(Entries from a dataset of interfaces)
#####

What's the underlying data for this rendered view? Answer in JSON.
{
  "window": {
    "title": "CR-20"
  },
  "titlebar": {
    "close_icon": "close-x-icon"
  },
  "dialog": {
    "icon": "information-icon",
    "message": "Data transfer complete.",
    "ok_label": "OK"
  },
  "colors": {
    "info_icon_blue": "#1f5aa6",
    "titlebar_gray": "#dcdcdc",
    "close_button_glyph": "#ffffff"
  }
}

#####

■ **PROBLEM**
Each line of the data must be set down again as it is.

■ **SOLUTION**
What's the underlying data for this rendered view? Answer in JSON.
{
  "window": {
    "title": "CR-20"
  },
  "titlebar": {
    "close_icon": "close-x-icon"
  },
  "dialog": {
    "icon": "information-icon",
    "message": "Data transfer complete.",
    "ok_label": "OK"
  },
  "colors": {
    "info_icon_blue": "#1f5aa6",
    "titlebar_gray": "#dcdcdc",
    "close_button_glyph": "#ffffff"
  }
}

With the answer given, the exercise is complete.